grandpuppies” and “My child is an honor student at IL State Juvenile

Like modern headwear, T-shirts allow modest and soft-spoken people to
shout comments sartorially. When our spouse starts wearing an “I’m with
stupid” shirt, we reach for our “– for the time being” shirt. In fact, when we
notice a white T-shirt unblemished by ad or admonition, we are often taken
aback by the avoidance of public discourse. I mean everybody has one
opinion, surely.

Our first emblems of belonging are often T-ball t-shirts that hang like
nightgowns on miniature ballplayers. Later in life our companies, customers
and vendors will try to “T-brand” us with perverse offers of free underwear
from strangers. (And we worry about candy?)

Many of my t-shirts are remembrances of museum visits in exotic locations
– Amsterdam, London, Cleveland. These proofs-of-culture are proudly worn
to display my tractability as a husband, evidence that when vacations are
planned, nobody consults me. Still they differentiate me in farmer groups
from those who wear mostly what arrives free in the mail.

In fact, my rule for “Great Art” has become: If it doesn’t look good on the
paunch of an unshaven middle-aged farmer, it isn’t Great Art.  I have t-shirt
versions of Monet’s “Water Lilies”, Van Gogh’s “Wheatfield”, and Miss
Piggy as Mona Lisa.

Recently the Hanes Company, in an unexpected fit of customer empathy
announced that it would no longer attach scratchy tags to the back of the
collar of their t-shirts.

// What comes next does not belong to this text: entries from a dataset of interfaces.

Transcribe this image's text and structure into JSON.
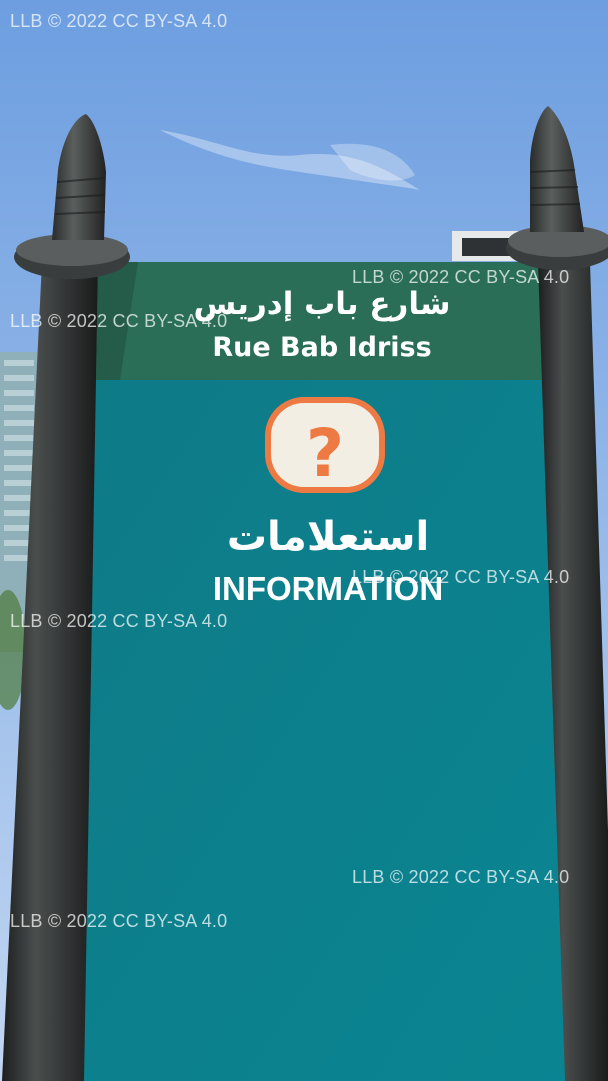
{
  "sign": {
    "street_name_arabic": "شارع باب إدريس",
    "street_name_latin": "Rue Bab Idriss",
    "info_icon_glyph": "?",
    "info_label_arabic": "استعلامات",
    "info_label_latin": "INFORMATION"
  },
  "icons": {
    "info": "question-mark-icon"
  },
  "watermarks": [
    "LLB © 2022 CC BY-SA 4.0",
    "LLB © 2022 CC BY-SA 4.0",
    "LLB © 2022 CC BY-SA 4.0",
    "LLB © 2022 CC BY-SA 4.0",
    "LLB © 2022 CC BY-SA 4.0",
    "LLB © 2022 CC BY-SA 4.0",
    "LLB © 2022 CC BY-SA 4.0"
  ],
  "colors": {
    "sky_top": "#6f9fe0",
    "sky_bottom": "#b9d0f0",
    "header_green": "#2a6f58",
    "panel_teal": "#0c7d86",
    "pole_dark": "#2c2f2e",
    "icon_orange": "#ef7a45",
    "icon_fill": "#f6efe4"
  }
}
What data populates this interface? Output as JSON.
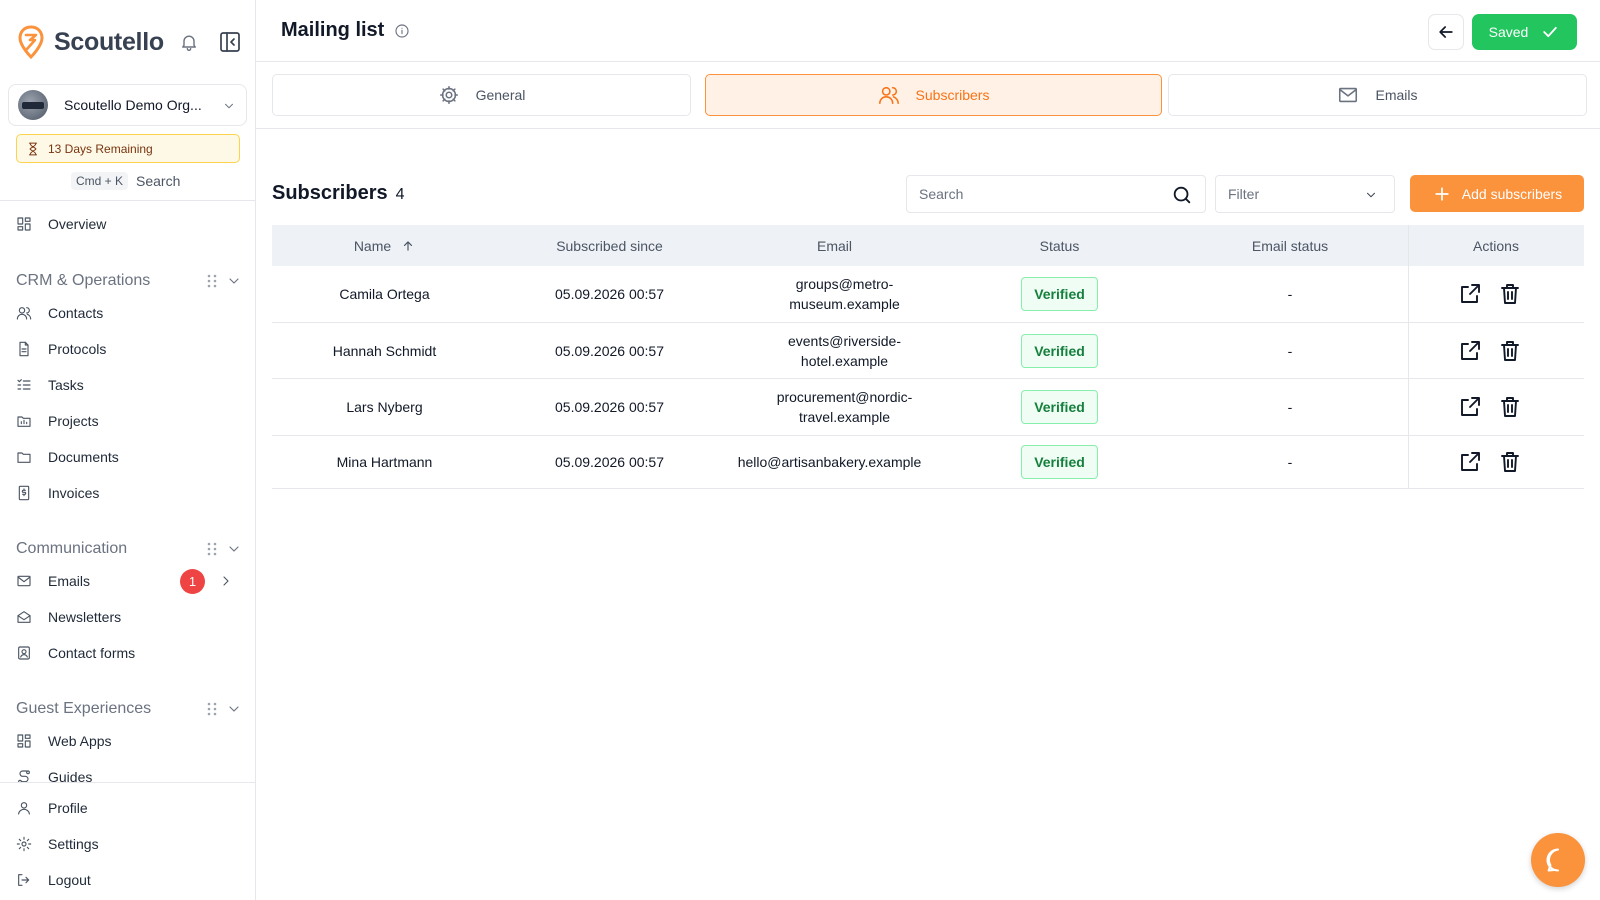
{
  "app": {
    "brand": "Scoutello",
    "accent_color": "#fb923c",
    "success_color": "#22c55e"
  },
  "sidebar": {
    "org_name": "Scoutello Demo Org...",
    "trial_text": "13 Days Remaining",
    "shortcut_key": "Cmd + K",
    "shortcut_label": "Search",
    "overview": "Overview",
    "sections": [
      {
        "title": "CRM & Operations",
        "items": [
          {
            "label": "Contacts",
            "icon": "contacts-icon"
          },
          {
            "label": "Protocols",
            "icon": "protocol-icon"
          },
          {
            "label": "Tasks",
            "icon": "tasks-icon"
          },
          {
            "label": "Projects",
            "icon": "projects-icon"
          },
          {
            "label": "Documents",
            "icon": "documents-icon"
          },
          {
            "label": "Invoices",
            "icon": "invoice-icon"
          }
        ]
      },
      {
        "title": "Communication",
        "items": [
          {
            "label": "Emails",
            "icon": "mail-icon",
            "badge": "1"
          },
          {
            "label": "Newsletters",
            "icon": "newsletter-icon"
          },
          {
            "label": "Contact forms",
            "icon": "contact-form-icon"
          }
        ]
      },
      {
        "title": "Guest Experiences",
        "items": [
          {
            "label": "Web Apps",
            "icon": "web-apps-icon"
          },
          {
            "label": "Guides",
            "icon": "guides-icon"
          }
        ]
      }
    ],
    "bottom": [
      {
        "label": "Profile",
        "icon": "profile-icon"
      },
      {
        "label": "Settings",
        "icon": "settings-icon"
      },
      {
        "label": "Logout",
        "icon": "logout-icon"
      }
    ]
  },
  "header": {
    "title": "Mailing list",
    "saved_label": "Saved"
  },
  "tabs": [
    {
      "label": "General",
      "icon": "gear-icon",
      "active": false
    },
    {
      "label": "Subscribers",
      "icon": "users-icon",
      "active": true
    },
    {
      "label": "Emails",
      "icon": "mail-icon",
      "active": false
    }
  ],
  "subscribers": {
    "title": "Subscribers",
    "count": "4",
    "search_placeholder": "Search",
    "filter_placeholder": "Filter",
    "add_label": "Add subscribers",
    "columns": [
      "Name",
      "Subscribed since",
      "Email",
      "Status",
      "Email status",
      "Actions"
    ],
    "rows": [
      {
        "name": "Camila Ortega",
        "since": "05.09.2026 00:57",
        "email": "groups@metro-museum.example",
        "status": "Verified",
        "email_status": "-"
      },
      {
        "name": "Hannah Schmidt",
        "since": "05.09.2026 00:57",
        "email": "events@riverside-hotel.example",
        "status": "Verified",
        "email_status": "-"
      },
      {
        "name": "Lars Nyberg",
        "since": "05.09.2026 00:57",
        "email": "procurement@nordic-travel.example",
        "status": "Verified",
        "email_status": "-"
      },
      {
        "name": "Mina Hartmann",
        "since": "05.09.2026 00:57",
        "email": "hello@artisanbakery.example",
        "status": "Verified",
        "email_status": "-"
      }
    ]
  }
}
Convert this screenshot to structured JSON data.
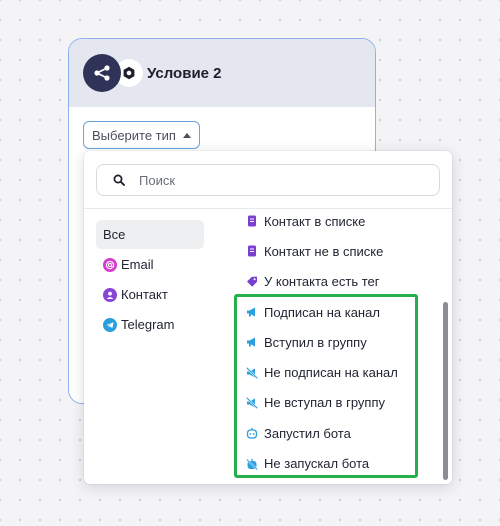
{
  "node": {
    "title": "Условие 2",
    "select_label": "Выберите тип"
  },
  "search": {
    "placeholder": "Поиск"
  },
  "categories": [
    {
      "label": "Все",
      "icon": "none",
      "active": true
    },
    {
      "label": "Email",
      "icon": "at-icon",
      "color": "#d63bd0"
    },
    {
      "label": "Контакт",
      "icon": "user-icon",
      "color": "#8a45d6"
    },
    {
      "label": "Telegram",
      "icon": "telegram-icon",
      "color": "#2b9fde"
    }
  ],
  "options": [
    {
      "label": "Контакт в списке",
      "icon": "list-doc-icon",
      "color": "#7a3fd1"
    },
    {
      "label": "Контакт не в списке",
      "icon": "list-doc-icon",
      "color": "#7a3fd1"
    },
    {
      "label": "У контакта есть тег",
      "icon": "tag-icon",
      "color": "#7a3fd1"
    },
    {
      "label": "Подписан на канал",
      "icon": "megaphone-icon",
      "color": "#2b9fde"
    },
    {
      "label": "Вступил в группу",
      "icon": "megaphone-icon",
      "color": "#2b9fde"
    },
    {
      "label": "Не подписан на канал",
      "icon": "megaphone-off-icon",
      "color": "#2b9fde"
    },
    {
      "label": "Не вступал в группу",
      "icon": "megaphone-off-icon",
      "color": "#2b9fde"
    },
    {
      "label": "Запустил бота",
      "icon": "bot-icon",
      "color": "#2b9fde"
    },
    {
      "label": "Не запускал бота",
      "icon": "bot-off-icon",
      "color": "#2b9fde"
    }
  ],
  "colors": {
    "highlight": "#24b04a",
    "node_border": "#8fb0ef",
    "node_icon_bg": "#2f3358"
  }
}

It amazed me that several decades of t-shirts had to be
manufactured before someone in the company actually wore one for a day.
At any rate, this development has altered my marriage.

Jan once – no, make that has repeatedly – pointed out that our marriage
vows contained no reference to tediously picking out the stitching on t-shirt
tags. I countered with the salient argument: “Awww, jeeez!”  Having
suffered without silence for most of my adolescent years from scratchy-tag
syndrome (yes, we’re talking the heartbreak of STS) the prospect of relief
without the gash that removal with tin snips produces was a key factor in my
decision to wed. If only I had waited 32 years.

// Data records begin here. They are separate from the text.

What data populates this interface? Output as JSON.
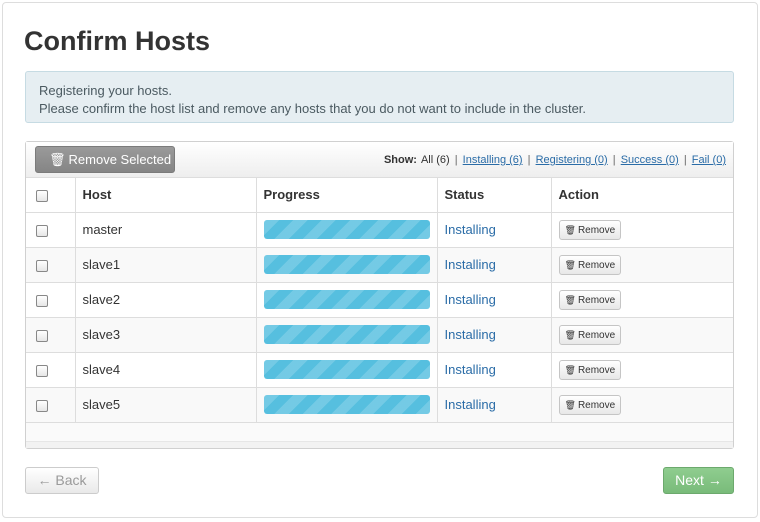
{
  "page": {
    "title": "Confirm Hosts",
    "info_line1": "Registering your hosts.",
    "info_line2": "Please confirm the host list and remove any hosts that you do not want to include in the cluster."
  },
  "toolbar": {
    "remove_selected_label": "Remove Selected",
    "show_label": "Show:",
    "filter_all": "All (6)",
    "filter_installing": "Installing (6)",
    "filter_registering": "Registering (0)",
    "filter_success": "Success (0)",
    "filter_fail": "Fail (0)",
    "separator": "|"
  },
  "table": {
    "columns": [
      "Host",
      "Progress",
      "Status",
      "Action"
    ],
    "rows": [
      {
        "host": "master",
        "progress": 1.0,
        "status": "Installing",
        "action": "Remove"
      },
      {
        "host": "slave1",
        "progress": 1.0,
        "status": "Installing",
        "action": "Remove"
      },
      {
        "host": "slave2",
        "progress": 1.0,
        "status": "Installing",
        "action": "Remove"
      },
      {
        "host": "slave3",
        "progress": 1.0,
        "status": "Installing",
        "action": "Remove"
      },
      {
        "host": "slave4",
        "progress": 1.0,
        "status": "Installing",
        "action": "Remove"
      },
      {
        "host": "slave5",
        "progress": 1.0,
        "status": "Installing",
        "action": "Remove"
      }
    ]
  },
  "footer": {
    "back_label": "← Back",
    "next_label": "Next →"
  },
  "icons": {
    "trash": "trash-icon"
  },
  "colors": {
    "progress_fill": "#56bfdf",
    "next_button": "#7fc17f",
    "link": "#2a6ca7"
  }
}
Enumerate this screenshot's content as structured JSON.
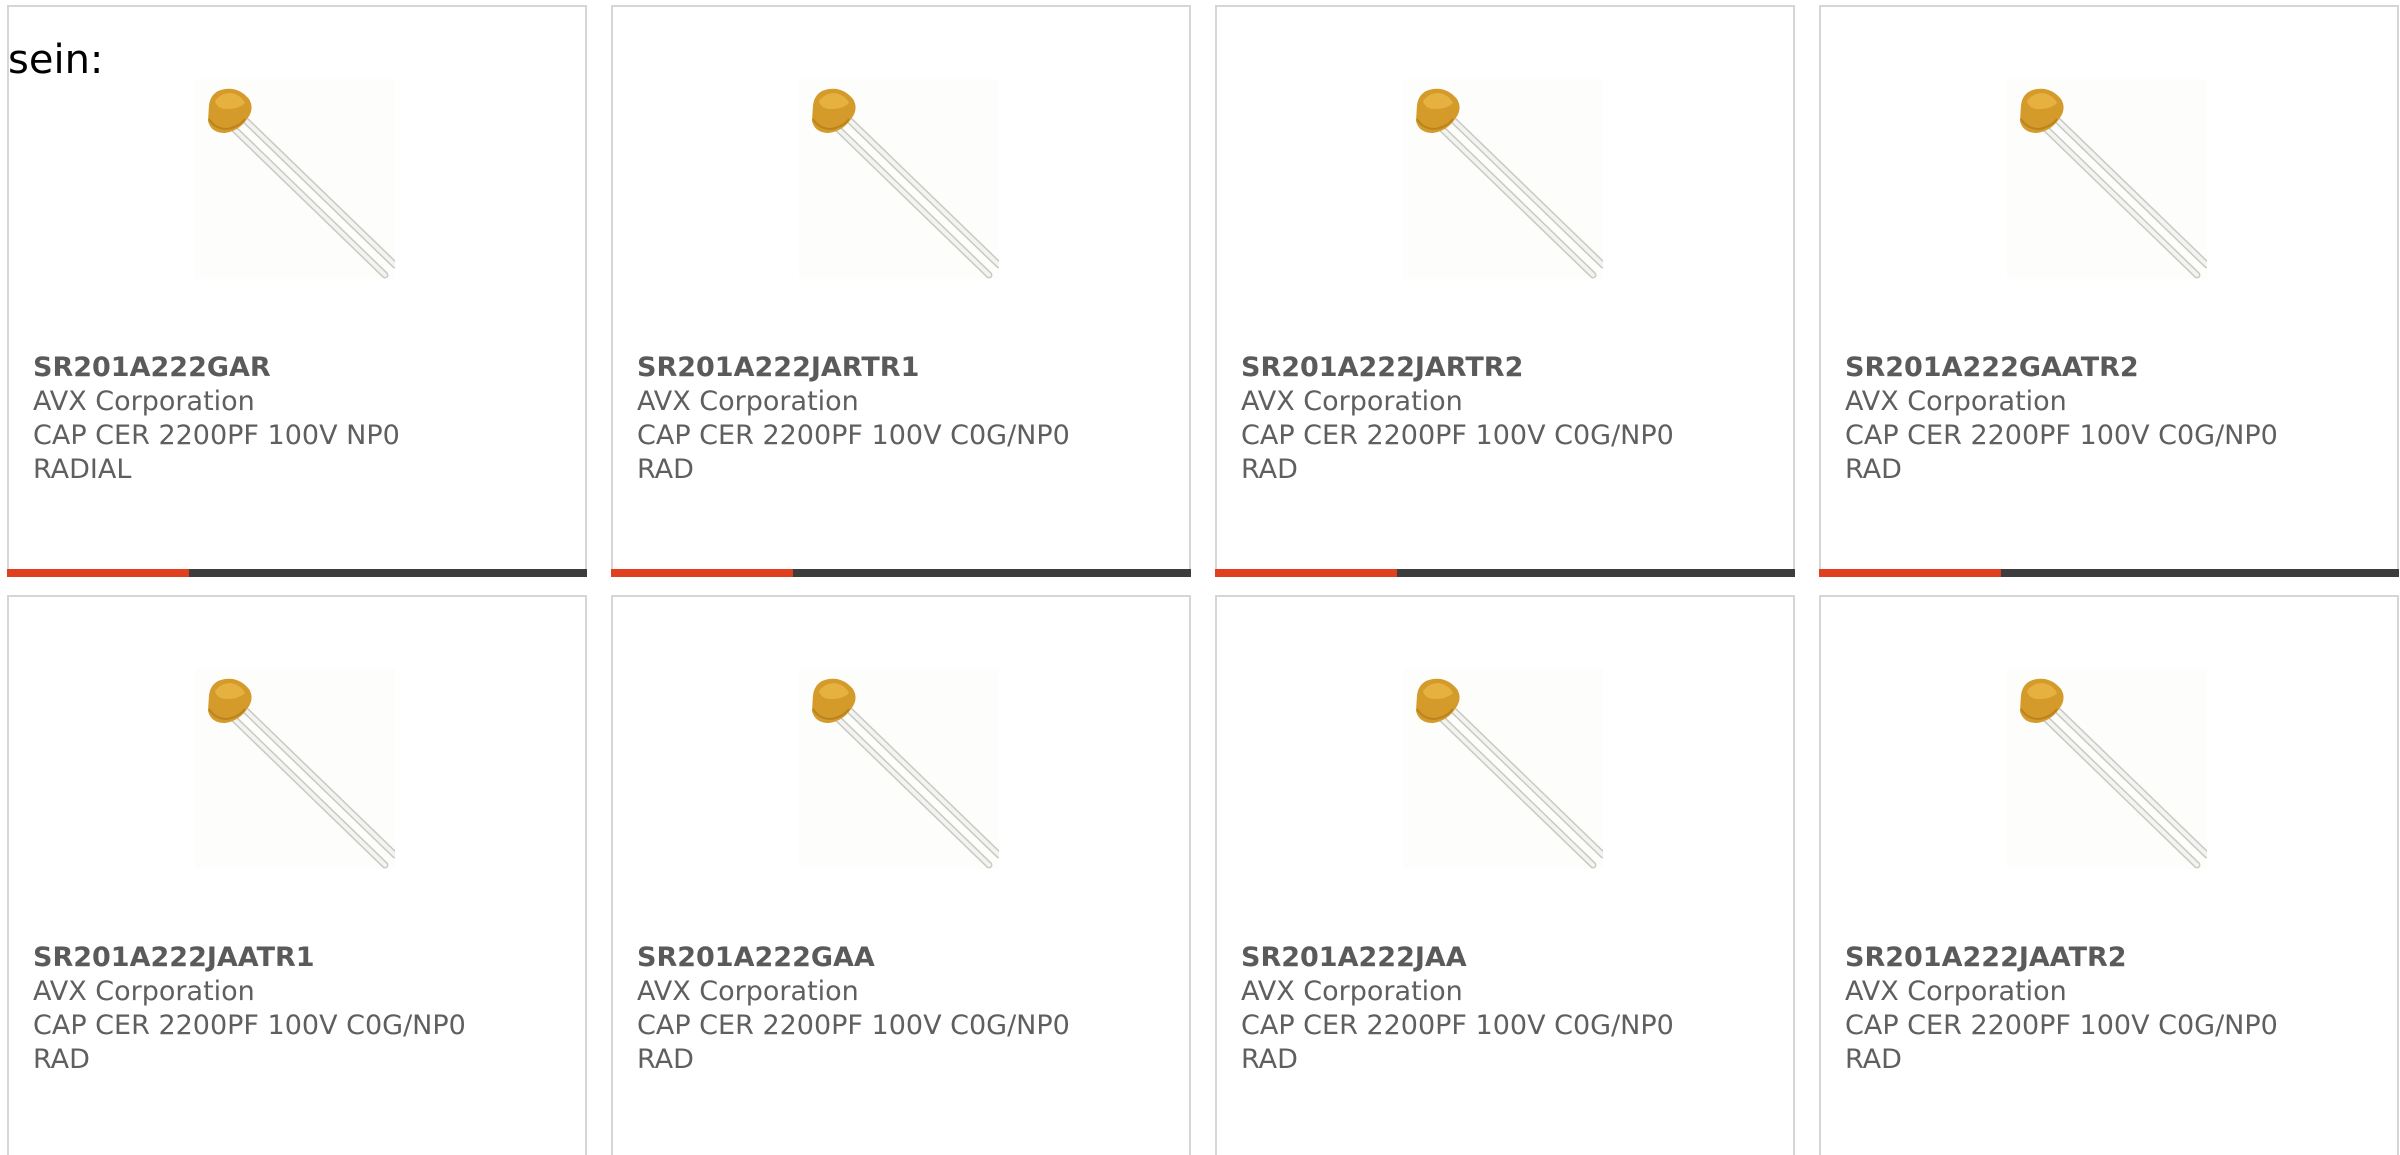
{
  "intro_text": "sein:",
  "colors": {
    "accent": "#e0401f",
    "bar": "#3d3d3d",
    "border": "#d6d6d6",
    "text": "#5f5f5f"
  },
  "products": [
    {
      "part_number": "SR201A222GAR",
      "manufacturer": "AVX Corporation",
      "description": "CAP CER 2200PF 100V NP0",
      "package": "RADIAL",
      "image_icon": "ceramic-capacitor-icon"
    },
    {
      "part_number": "SR201A222JARTR1",
      "manufacturer": "AVX Corporation",
      "description": "CAP CER 2200PF 100V C0G/NP0",
      "package": "RAD",
      "image_icon": "ceramic-capacitor-icon"
    },
    {
      "part_number": "SR201A222JARTR2",
      "manufacturer": "AVX Corporation",
      "description": "CAP CER 2200PF 100V C0G/NP0",
      "package": "RAD",
      "image_icon": "ceramic-capacitor-icon"
    },
    {
      "part_number": "SR201A222GAATR2",
      "manufacturer": "AVX Corporation",
      "description": "CAP CER 2200PF 100V C0G/NP0",
      "package": "RAD",
      "image_icon": "ceramic-capacitor-icon"
    },
    {
      "part_number": "SR201A222JAATR1",
      "manufacturer": "AVX Corporation",
      "description": "CAP CER 2200PF 100V C0G/NP0",
      "package": "RAD",
      "image_icon": "ceramic-capacitor-icon"
    },
    {
      "part_number": "SR201A222GAA",
      "manufacturer": "AVX Corporation",
      "description": "CAP CER 2200PF 100V C0G/NP0",
      "package": "RAD",
      "image_icon": "ceramic-capacitor-icon"
    },
    {
      "part_number": "SR201A222JAA",
      "manufacturer": "AVX Corporation",
      "description": "CAP CER 2200PF 100V C0G/NP0",
      "package": "RAD",
      "image_icon": "ceramic-capacitor-icon"
    },
    {
      "part_number": "SR201A222JAATR2",
      "manufacturer": "AVX Corporation",
      "description": "CAP CER 2200PF 100V C0G/NP0",
      "package": "RAD",
      "image_icon": "ceramic-capacitor-icon"
    }
  ]
}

Recently I have become fascinated with the problem of t-shirt aging. Where
do the little holes come from? And why do they seem to invite fingers to be
stuck through them, sometimes while in the choir loft. While it can make
amusing horseplay for tenors and other children, these small holes seem to
appear at random and frequently after I have used an air hose to blow the
crud and corrosion off a tractor battery. I sense a pattern here…

T-shirts also shrink disproportionately. Mine seem intent on strangling my
armpits while the neck sags to catch chaff and dust from above. Still, their
remarkable tensile strength comes in handy when shirt buttons fail and
unrestrained abdomens threaten to escape to freedom.

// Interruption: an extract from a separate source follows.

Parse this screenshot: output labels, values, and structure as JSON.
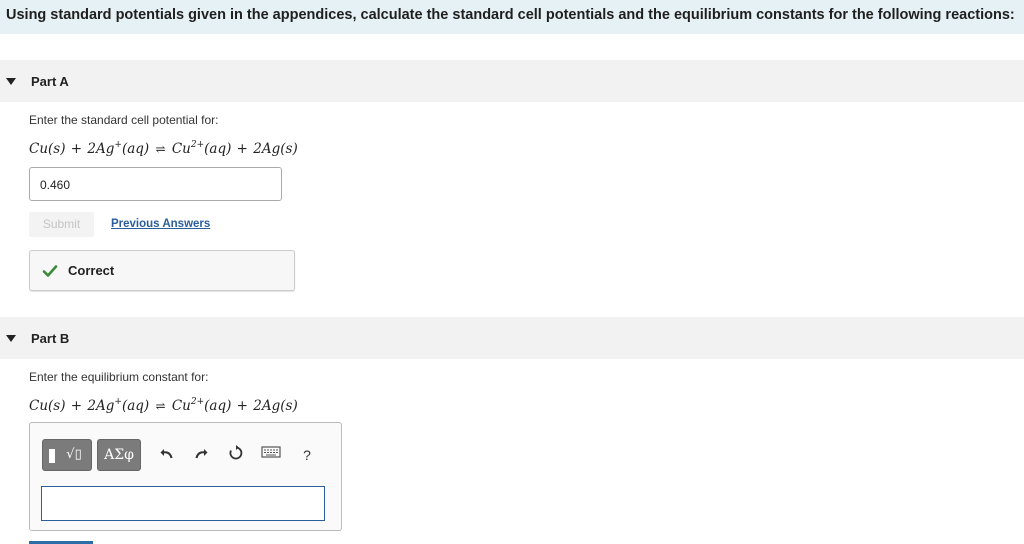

T-shirts are marvelous in their versatility. Caught without a handkerchief
during allergy season? That’s what shirttails are for. In fact, as a high school
basketball apprentice whose nose ran when his feet did (and yes, they both
smell – har, har!), I discovered that blowing your nose on your T-shirttails
not only was handy, it kept defenders from hand-checking or pushing off.

Few things can comfort like an old t-shirt fresh from the dryer on a cold day.
Moreover, nothing says love like identically folded t-shirts stacked neatly in
a drawer. And of course one mustn’t discount the benefits of wet t-shirts,
such as livening up a lackluster seed corn meeting.

Perhaps Plato put it best: “Underestimating underwear undermines
understanding”. Or was that Bluto?

Did I write this?  I have no idea.  (Oddly, one reason may be its outstanding hilarity, according to real science.)

Depending on whether you enjoy it, consider that I may have.


Anonymous said...

John , for humor I thought you were going too say that if some dairy farmer needed a winter break in Phoenix you will milk his cows for him -regards-kevin (keep up the good work)

Anonymous said...

Funny thing is I DO remember this column. Good thing this stuff is on the internet for ever and ever. You will have something for Jan to read to you in your old senile years. And it will seem new every time.


John Phipps said...


ow - that stung a bit. But as I always say "senility is as senility does".